WHAT IS EXPECTED
Each line below is to be repeated exactly; any picture is to be left out.

┄┄┄┄┄┄

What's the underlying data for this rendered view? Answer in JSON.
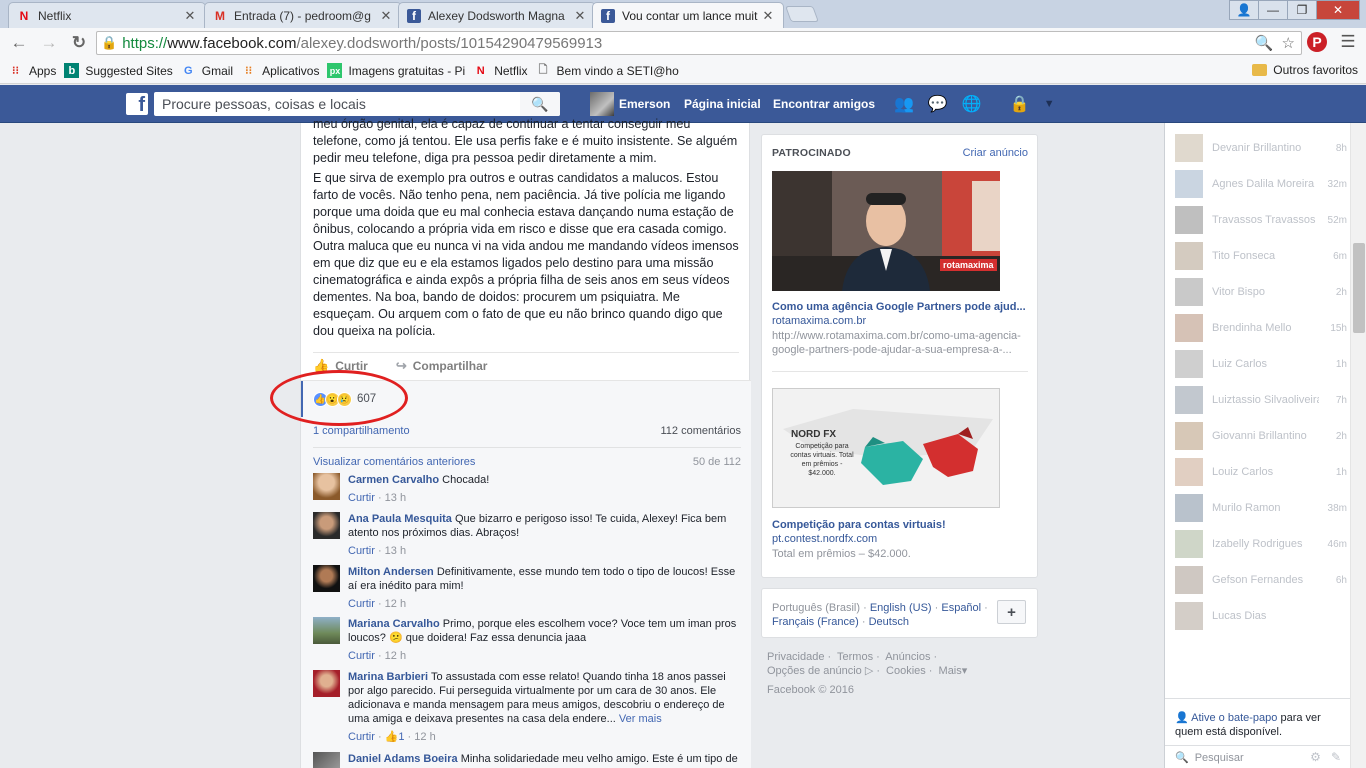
{
  "browser": {
    "tabs": [
      {
        "title": "Netflix",
        "icon": "netflix-icon"
      },
      {
        "title": "Entrada (7) - pedroom@g",
        "icon": "gmail-icon"
      },
      {
        "title": "Alexey Dodsworth Magna",
        "icon": "facebook-icon"
      },
      {
        "title": "Vou contar um lance muit",
        "icon": "facebook-icon"
      }
    ],
    "url": {
      "scheme": "https://",
      "host": "www.facebook.com",
      "path": "/alexey.dodsworth/posts/10154290479569913"
    },
    "bookmarks": [
      "Apps",
      "Suggested Sites",
      "Gmail",
      "Aplicativos",
      "Imagens gratuitas - Pi",
      "Netflix",
      "Bem vindo a SETI@ho"
    ],
    "bookmarks_right": "Outros favoritos",
    "colors": {
      "chrome": "#c8d3e3",
      "secure": "#138a3e"
    }
  },
  "fbbar": {
    "search_placeholder": "Procure pessoas, coisas e locais",
    "user": "Emerson",
    "home": "Página inicial",
    "find_friends": "Encontrar amigos",
    "color": "#3b5998"
  },
  "post": {
    "para1": "meu órgão genital, ela é capaz de continuar a tentar conseguir meu telefone, como já tentou. Ele usa perfis fake e é muito insistente. Se alguém pedir meu telefone, diga pra pessoa pedir diretamente a mim.",
    "para2": "E que sirva de exemplo pra outros e outras candidatos a malucos. Estou farto de vocês. Não tenho pena, nem paciência. Já tive polícia me ligando porque uma doida que eu mal conhecia estava dançando numa estação de ônibus, colocando a própria vida em risco e disse que era casada comigo. Outra maluca que eu nunca vi na vida andou me mandando vídeos imensos em que diz que eu e ela estamos ligados pelo destino para uma missão cinematográfica e ainda expôs a própria filha de seis anos em seus vídeos dementes. Na boa, bando de doidos: procurem um psiquiatra. Me esqueçam. Ou arquem com o fato de que eu não brinco quando digo que dou queixa na polícia.",
    "like_label": "Curtir",
    "share_label": "Compartilhar",
    "reactions_count": "607",
    "shares": "1 compartilhamento",
    "comments_total": "112 comentários",
    "view_previous": "Visualizar comentários anteriores",
    "comments_range": "50 de 112"
  },
  "comments": [
    {
      "author": "Carmen Carvalho",
      "text": "Chocada!",
      "like": "Curtir",
      "time": "13 h"
    },
    {
      "author": "Ana Paula Mesquita",
      "text": "Que bizarro e perigoso isso! Te cuida, Alexey! Fica bem atento nos próximos dias. Abraços!",
      "like": "Curtir",
      "time": "13 h"
    },
    {
      "author": "Milton Andersen",
      "text": "Definitivamente, esse mundo tem todo o tipo de loucos! Esse aí era inédito para mim!",
      "like": "Curtir",
      "time": "12 h"
    },
    {
      "author": "Mariana Carvalho",
      "text": "Primo, porque eles escolhem voce? Voce tem um iman pros loucos?",
      "text2": "que doidera! Faz essa denuncia jaaa",
      "like": "Curtir",
      "time": "12 h"
    },
    {
      "author": "Marina Barbieri",
      "text": "To assustada com esse relato! Quando tinha 18 anos passei por algo parecido. Fui perseguida virtualmente por um cara de 30 anos. Ele adicionava e manda mensagem para meus amigos, descobriu o endereço de uma amiga e deixava presentes na casa dela endere...",
      "more": "Ver mais",
      "like": "Curtir",
      "likes": "1",
      "time": "12 h"
    },
    {
      "author": "Daniel Adams Boeira",
      "text": "Minha solidariedade meu velho amigo. Este é um tipo de"
    }
  ],
  "ads": {
    "header": "PATROCINADO",
    "create": "Criar anúncio",
    "items": [
      {
        "title": "Como uma agência Google Partners pode ajud...",
        "source": "rotamaxima.com.br",
        "desc": "http://www.rotamaxima.com.br/como-uma-agencia-google-partners-pode-ajudar-a-sua-empresa-a-...",
        "image_label": "rotamaxima"
      },
      {
        "title": "Competição para contas virtuais!",
        "source": "pt.contest.nordfx.com",
        "desc": "Total em prêmios – $42.000.",
        "image_brand": "NORD FX",
        "image_text": "Competição para contas virtuais. Total em prêmios - $42.000."
      }
    ]
  },
  "languages": {
    "current": "Português (Brasil)",
    "links": [
      "English (US)",
      "Español",
      "Français (France)",
      "Deutsch"
    ]
  },
  "footer": {
    "links": [
      "Privacidade",
      "Termos",
      "Anúncios",
      "Opções de anúncio",
      "Cookies",
      "Mais"
    ],
    "copyright": "Facebook © 2016"
  },
  "chat": {
    "friends": [
      {
        "name": "Devanir Brillantino",
        "time": "8h"
      },
      {
        "name": "Agnes Dalila Moreira",
        "time": "32m"
      },
      {
        "name": "Travassos Travassos",
        "time": "52m"
      },
      {
        "name": "Tito Fonseca",
        "time": "6m"
      },
      {
        "name": "Vitor Bispo",
        "time": "2h"
      },
      {
        "name": "Brendinha Mello",
        "time": "15h"
      },
      {
        "name": "Luiz Carlos",
        "time": "1h"
      },
      {
        "name": "Luiztassio Silvaoliveira",
        "time": "7h"
      },
      {
        "name": "Giovanni Brillantino",
        "time": "2h"
      },
      {
        "name": "Louiz Carlos",
        "time": "1h"
      },
      {
        "name": "Murilo Ramon",
        "time": "38m"
      },
      {
        "name": "Izabelly Rodrigues",
        "time": "46m"
      },
      {
        "name": "Gefson Fernandes",
        "time": "6h"
      },
      {
        "name": "Lucas Dias",
        "time": ""
      }
    ],
    "activate_link": "Ative o bate-papo",
    "activate_rest": "para ver quem está disponível.",
    "search_placeholder": "Pesquisar"
  }
}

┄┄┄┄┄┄

EXERCISE RESULT
What's the underlying data for this rendered view? Answer in JSON.
{
  "browser": {
    "tabs": [
      {
        "title": "Netflix",
        "icon": "netflix-icon"
      },
      {
        "title": "Entrada (7) - pedroom@g",
        "icon": "gmail-icon"
      },
      {
        "title": "Alexey Dodsworth Magna",
        "icon": "facebook-icon"
      },
      {
        "title": "Vou contar um lance muit",
        "icon": "facebook-icon"
      }
    ],
    "url": {
      "scheme": "https://",
      "host": "www.facebook.com",
      "path": "/alexey.dodsworth/posts/10154290479569913"
    },
    "bookmarks": [
      "Apps",
      "Suggested Sites",
      "Gmail",
      "Aplicativos",
      "Imagens gratuitas - Pi",
      "Netflix",
      "Bem vindo a SETI@ho"
    ],
    "bookmarks_right": "Outros favoritos",
    "colors": {
      "chrome": "#c8d3e3",
      "secure": "#138a3e"
    }
  },
  "fbbar": {
    "search_placeholder": "Procure pessoas, coisas e locais",
    "user": "Emerson",
    "home": "Página inicial",
    "find_friends": "Encontrar amigos",
    "color": "#3b5998"
  },
  "post": {
    "para1": "meu órgão genital, ela é capaz de continuar a tentar conseguir meu telefone, como já tentou. Ele usa perfis fake e é muito insistente. Se alguém pedir meu telefone, diga pra pessoa pedir diretamente a mim.",
    "para2": "E que sirva de exemplo pra outros e outras candidatos a malucos. Estou farto de vocês. Não tenho pena, nem paciência. Já tive polícia me ligando porque uma doida que eu mal conhecia estava dançando numa estação de ônibus, colocando a própria vida em risco e disse que era casada comigo. Outra maluca que eu nunca vi na vida andou me mandando vídeos imensos em que diz que eu e ela estamos ligados pelo destino para uma missão cinematográfica e ainda expôs a própria filha de seis anos em seus vídeos dementes. Na boa, bando de doidos: procurem um psiquiatra. Me esqueçam. Ou arquem com o fato de que eu não brinco quando digo que dou queixa na polícia.",
    "like_label": "Curtir",
    "share_label": "Compartilhar",
    "reactions_count": "607",
    "shares": "1 compartilhamento",
    "comments_total": "112 comentários",
    "view_previous": "Visualizar comentários anteriores",
    "comments_range": "50 de 112"
  },
  "comments": [
    {
      "author": "Carmen Carvalho",
      "text": "Chocada!",
      "like": "Curtir",
      "time": "13 h"
    },
    {
      "author": "Ana Paula Mesquita",
      "text": "Que bizarro e perigoso isso! Te cuida, Alexey! Fica bem atento nos próximos dias. Abraços!",
      "like": "Curtir",
      "time": "13 h"
    },
    {
      "author": "Milton Andersen",
      "text": "Definitivamente, esse mundo tem todo o tipo de loucos! Esse aí era inédito para mim!",
      "like": "Curtir",
      "time": "12 h"
    },
    {
      "author": "Mariana Carvalho",
      "text": "Primo, porque eles escolhem voce? Voce tem um iman pros loucos?",
      "text2": "que doidera! Faz essa denuncia jaaa",
      "like": "Curtir",
      "time": "12 h"
    },
    {
      "author": "Marina Barbieri",
      "text": "To assustada com esse relato! Quando tinha 18 anos passei por algo parecido. Fui perseguida virtualmente por um cara de 30 anos. Ele adicionava e manda mensagem para meus amigos, descobriu o endereço de uma amiga e deixava presentes na casa dela endere...",
      "more": "Ver mais",
      "like": "Curtir",
      "likes": "1",
      "time": "12 h"
    },
    {
      "author": "Daniel Adams Boeira",
      "text": "Minha solidariedade meu velho amigo. Este é um tipo de"
    }
  ],
  "ads": {
    "header": "PATROCINADO",
    "create": "Criar anúncio",
    "items": [
      {
        "title": "Como uma agência Google Partners pode ajud...",
        "source": "rotamaxima.com.br",
        "desc": "http://www.rotamaxima.com.br/como-uma-agencia-google-partners-pode-ajudar-a-sua-empresa-a-...",
        "image_label": "rotamaxima"
      },
      {
        "title": "Competição para contas virtuais!",
        "source": "pt.contest.nordfx.com",
        "desc": "Total em prêmios – $42.000.",
        "image_brand": "NORD FX",
        "image_text": "Competição para contas virtuais. Total em prêmios - $42.000."
      }
    ]
  },
  "languages": {
    "current": "Português (Brasil)",
    "links": [
      "English (US)",
      "Español",
      "Français (France)",
      "Deutsch"
    ]
  },
  "footer": {
    "links": [
      "Privacidade",
      "Termos",
      "Anúncios",
      "Opções de anúncio",
      "Cookies",
      "Mais"
    ],
    "copyright": "Facebook © 2016"
  },
  "chat": {
    "friends": [
      {
        "name": "Devanir Brillantino",
        "time": "8h"
      },
      {
        "name": "Agnes Dalila Moreira",
        "time": "32m"
      },
      {
        "name": "Travassos Travassos",
        "time": "52m"
      },
      {
        "name": "Tito Fonseca",
        "time": "6m"
      },
      {
        "name": "Vitor Bispo",
        "time": "2h"
      },
      {
        "name": "Brendinha Mello",
        "time": "15h"
      },
      {
        "name": "Luiz Carlos",
        "time": "1h"
      },
      {
        "name": "Luiztassio Silvaoliveira",
        "time": "7h"
      },
      {
        "name": "Giovanni Brillantino",
        "time": "2h"
      },
      {
        "name": "Louiz Carlos",
        "time": "1h"
      },
      {
        "name": "Murilo Ramon",
        "time": "38m"
      },
      {
        "name": "Izabelly Rodrigues",
        "time": "46m"
      },
      {
        "name": "Gefson Fernandes",
        "time": "6h"
      },
      {
        "name": "Lucas Dias",
        "time": ""
      }
    ],
    "activate_link": "Ative o bate-papo",
    "activate_rest": "para ver quem está disponível.",
    "search_placeholder": "Pesquisar"
  }
}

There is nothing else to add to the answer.